* [Exercise aim]: Every record must be copied exactly, except that pictures are dropped.
################
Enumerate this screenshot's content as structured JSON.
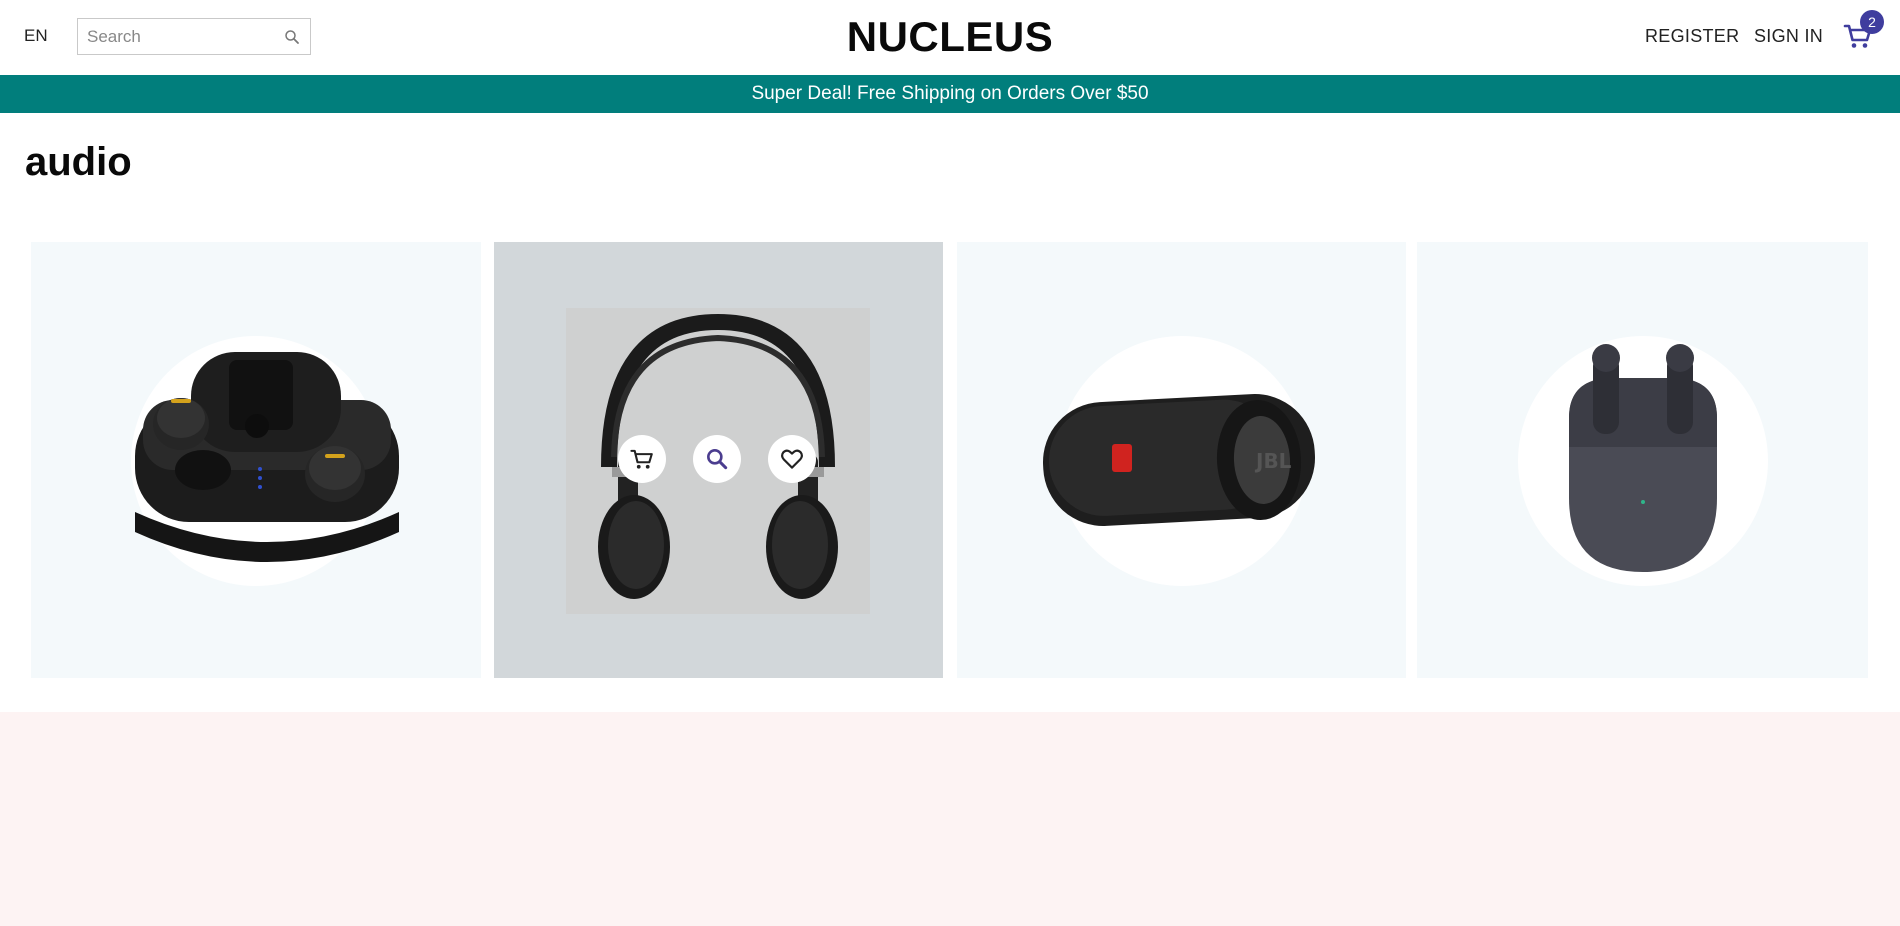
{
  "header": {
    "language": "EN",
    "search_placeholder": "Search",
    "logo": "NUCLEUS",
    "register": "REGISTER",
    "sign_in": "SIGN IN",
    "cart_count": "2",
    "cart_icon": "shopping-cart-icon",
    "search_icon": "search-icon"
  },
  "promo": {
    "text": "Super Deal! Free Shipping on Orders Over $50"
  },
  "page": {
    "title": "audio"
  },
  "products": [
    {
      "name": "true-wireless-earbuds-case",
      "hovered": false
    },
    {
      "name": "on-ear-headphones",
      "hovered": true
    },
    {
      "name": "jbl-portable-speaker",
      "hovered": false
    },
    {
      "name": "wireless-earbuds-grey-case",
      "hovered": false
    }
  ],
  "product_actions": {
    "add_to_cart_icon": "cart-icon",
    "quick_view_icon": "search-icon",
    "wishlist_icon": "heart-icon"
  },
  "colors": {
    "accent_teal": "#017e7c",
    "badge": "#3f3d9e",
    "card_bg": "#f4f9fb",
    "card_hover_bg": "#d2d7da",
    "footer_bg": "#fdf3f3"
  }
}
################
* [Finished task]:
Enumerate this screenshot's content as structured JSON.
{
  "header": {
    "language": "EN",
    "search_placeholder": "Search",
    "logo": "NUCLEUS",
    "register": "REGISTER",
    "sign_in": "SIGN IN",
    "cart_count": "2",
    "cart_icon": "shopping-cart-icon",
    "search_icon": "search-icon"
  },
  "promo": {
    "text": "Super Deal! Free Shipping on Orders Over $50"
  },
  "page": {
    "title": "audio"
  },
  "products": [
    {
      "name": "true-wireless-earbuds-case",
      "hovered": false
    },
    {
      "name": "on-ear-headphones",
      "hovered": true
    },
    {
      "name": "jbl-portable-speaker",
      "hovered": false
    },
    {
      "name": "wireless-earbuds-grey-case",
      "hovered": false
    }
  ],
  "product_actions": {
    "add_to_cart_icon": "cart-icon",
    "quick_view_icon": "search-icon",
    "wishlist_icon": "heart-icon"
  },
  "colors": {
    "accent_teal": "#017e7c",
    "badge": "#3f3d9e",
    "card_bg": "#f4f9fb",
    "card_hover_bg": "#d2d7da",
    "footer_bg": "#fdf3f3"
  }
}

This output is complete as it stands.